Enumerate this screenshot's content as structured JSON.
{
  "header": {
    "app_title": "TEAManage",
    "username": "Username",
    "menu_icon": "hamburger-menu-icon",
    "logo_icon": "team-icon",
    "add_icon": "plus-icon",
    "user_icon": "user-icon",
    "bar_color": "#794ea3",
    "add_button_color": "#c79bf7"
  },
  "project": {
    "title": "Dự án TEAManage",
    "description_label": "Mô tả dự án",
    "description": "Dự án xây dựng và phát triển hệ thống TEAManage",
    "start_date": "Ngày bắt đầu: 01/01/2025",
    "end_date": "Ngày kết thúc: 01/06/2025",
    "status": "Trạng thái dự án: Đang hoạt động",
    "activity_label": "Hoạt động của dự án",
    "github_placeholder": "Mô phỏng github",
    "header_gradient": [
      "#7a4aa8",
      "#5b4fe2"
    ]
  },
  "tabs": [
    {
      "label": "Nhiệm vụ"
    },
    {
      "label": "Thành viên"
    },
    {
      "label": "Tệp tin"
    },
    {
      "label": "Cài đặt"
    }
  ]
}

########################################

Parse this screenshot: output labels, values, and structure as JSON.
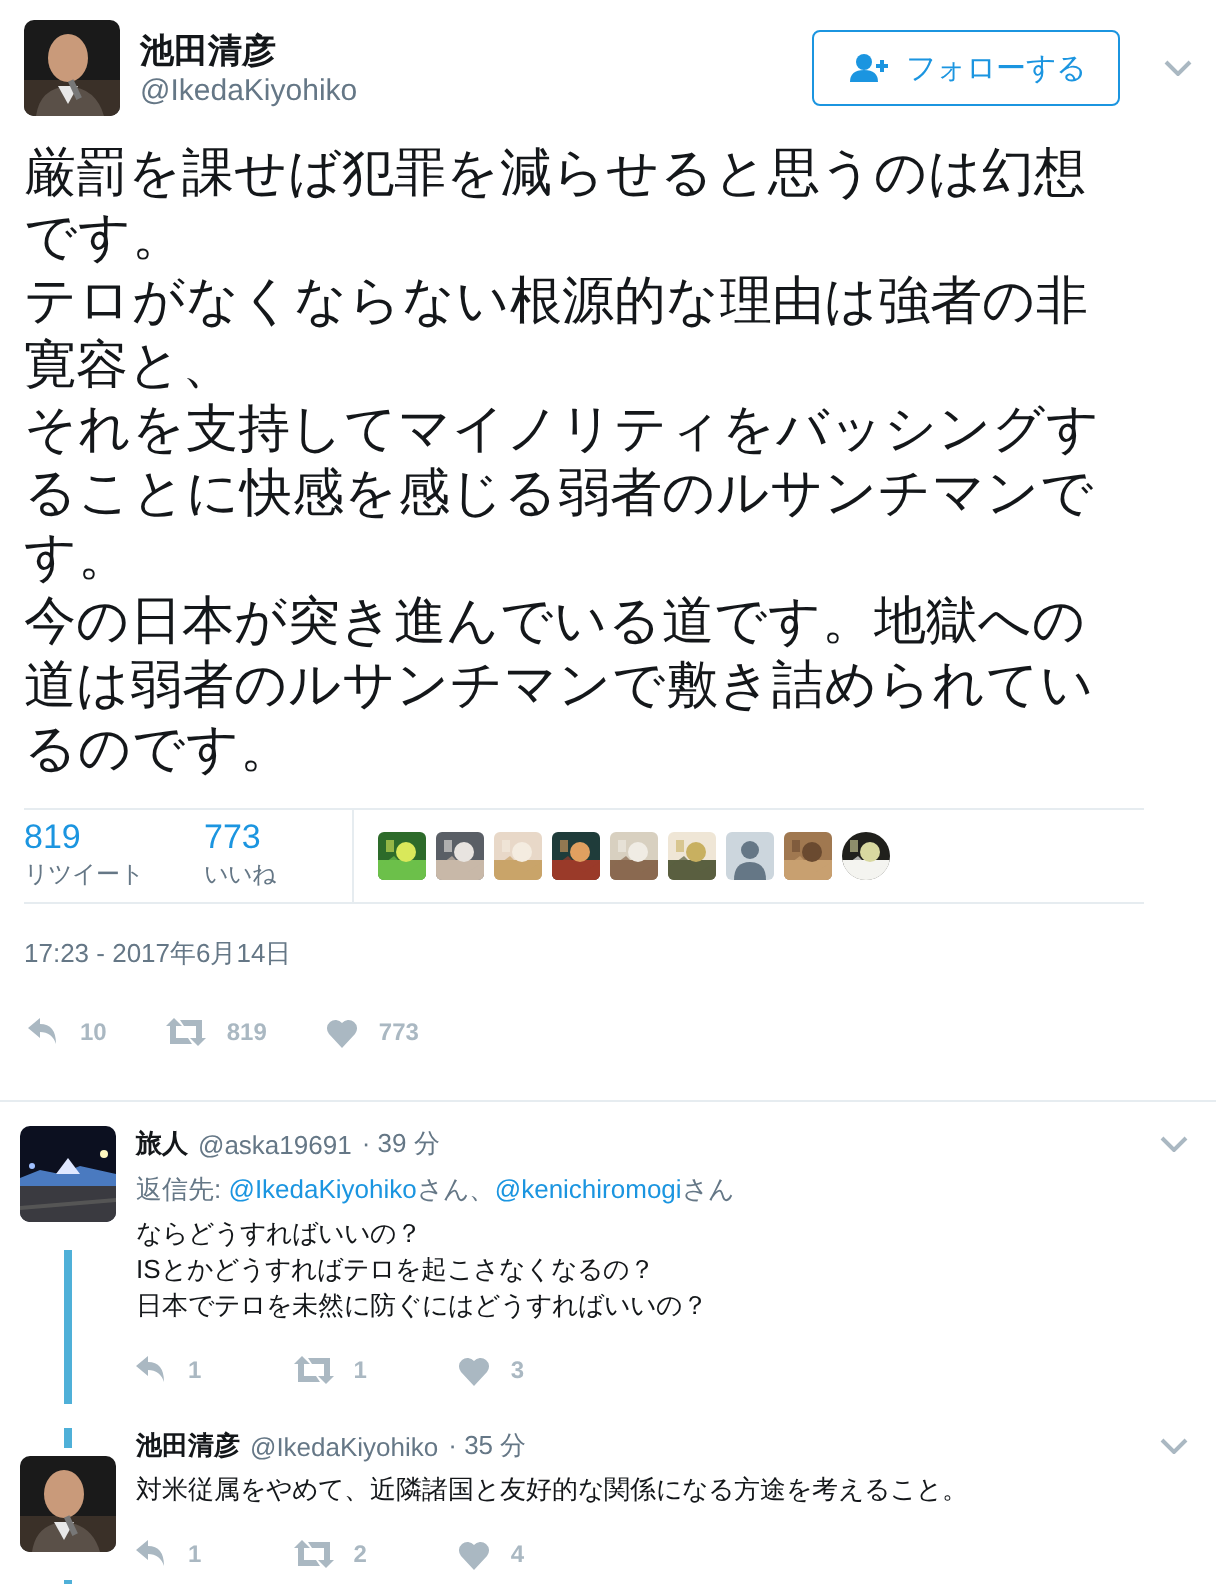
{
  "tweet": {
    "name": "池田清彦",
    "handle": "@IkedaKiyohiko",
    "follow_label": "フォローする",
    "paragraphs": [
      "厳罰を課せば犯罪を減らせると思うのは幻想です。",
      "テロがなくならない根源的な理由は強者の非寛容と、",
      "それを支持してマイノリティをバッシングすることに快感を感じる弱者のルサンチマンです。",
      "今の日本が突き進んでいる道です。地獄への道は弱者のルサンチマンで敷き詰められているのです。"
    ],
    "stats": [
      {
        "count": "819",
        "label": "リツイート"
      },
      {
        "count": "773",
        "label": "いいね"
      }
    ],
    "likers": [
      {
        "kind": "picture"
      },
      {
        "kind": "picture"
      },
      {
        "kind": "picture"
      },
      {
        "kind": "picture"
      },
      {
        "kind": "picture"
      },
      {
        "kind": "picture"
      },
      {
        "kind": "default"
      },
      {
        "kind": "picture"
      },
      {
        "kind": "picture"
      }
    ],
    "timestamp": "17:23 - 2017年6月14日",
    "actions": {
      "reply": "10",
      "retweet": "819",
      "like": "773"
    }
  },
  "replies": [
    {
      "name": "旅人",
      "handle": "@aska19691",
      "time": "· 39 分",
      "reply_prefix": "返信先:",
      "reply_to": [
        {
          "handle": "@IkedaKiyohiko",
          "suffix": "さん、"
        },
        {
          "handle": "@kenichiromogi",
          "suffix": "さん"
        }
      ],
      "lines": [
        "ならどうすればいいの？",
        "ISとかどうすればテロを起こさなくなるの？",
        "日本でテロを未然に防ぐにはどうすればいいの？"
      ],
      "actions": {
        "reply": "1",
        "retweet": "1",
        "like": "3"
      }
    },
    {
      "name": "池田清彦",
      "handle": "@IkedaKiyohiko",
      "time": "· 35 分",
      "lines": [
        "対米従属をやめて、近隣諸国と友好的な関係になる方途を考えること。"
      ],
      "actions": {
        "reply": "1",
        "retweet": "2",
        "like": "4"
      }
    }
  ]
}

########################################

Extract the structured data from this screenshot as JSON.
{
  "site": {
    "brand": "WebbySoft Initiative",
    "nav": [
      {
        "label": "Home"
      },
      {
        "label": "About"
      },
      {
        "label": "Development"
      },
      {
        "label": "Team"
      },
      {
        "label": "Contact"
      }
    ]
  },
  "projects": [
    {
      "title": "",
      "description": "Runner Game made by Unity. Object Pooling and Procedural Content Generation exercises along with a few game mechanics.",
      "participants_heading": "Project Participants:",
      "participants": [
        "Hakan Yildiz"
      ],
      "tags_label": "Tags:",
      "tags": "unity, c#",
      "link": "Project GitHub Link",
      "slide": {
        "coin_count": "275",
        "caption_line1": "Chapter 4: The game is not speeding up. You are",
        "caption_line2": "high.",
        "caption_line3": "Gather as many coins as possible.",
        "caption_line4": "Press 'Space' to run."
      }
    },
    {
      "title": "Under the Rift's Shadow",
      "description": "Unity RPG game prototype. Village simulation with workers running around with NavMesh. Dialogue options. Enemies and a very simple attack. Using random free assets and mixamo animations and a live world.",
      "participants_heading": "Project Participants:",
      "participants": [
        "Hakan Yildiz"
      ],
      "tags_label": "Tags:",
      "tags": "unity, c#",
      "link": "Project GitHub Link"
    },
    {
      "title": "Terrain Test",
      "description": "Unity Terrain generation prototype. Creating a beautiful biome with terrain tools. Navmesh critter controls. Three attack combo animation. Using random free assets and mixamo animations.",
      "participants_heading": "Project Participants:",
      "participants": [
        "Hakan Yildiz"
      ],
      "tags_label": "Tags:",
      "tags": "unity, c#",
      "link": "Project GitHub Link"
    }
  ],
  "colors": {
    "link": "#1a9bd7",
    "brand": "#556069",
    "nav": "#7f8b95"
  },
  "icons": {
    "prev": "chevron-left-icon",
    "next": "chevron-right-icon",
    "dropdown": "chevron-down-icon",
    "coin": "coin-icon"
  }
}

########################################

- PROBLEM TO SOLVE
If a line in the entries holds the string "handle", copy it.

- RESPONSE BELOW
    "handle": "@IkedaKiyohiko",
      "handle": "@aska19691",
          "handle": "@IkedaKiyohiko",
          "handle": "@kenichiromogi",
      "handle": "@IkedaKiyohiko",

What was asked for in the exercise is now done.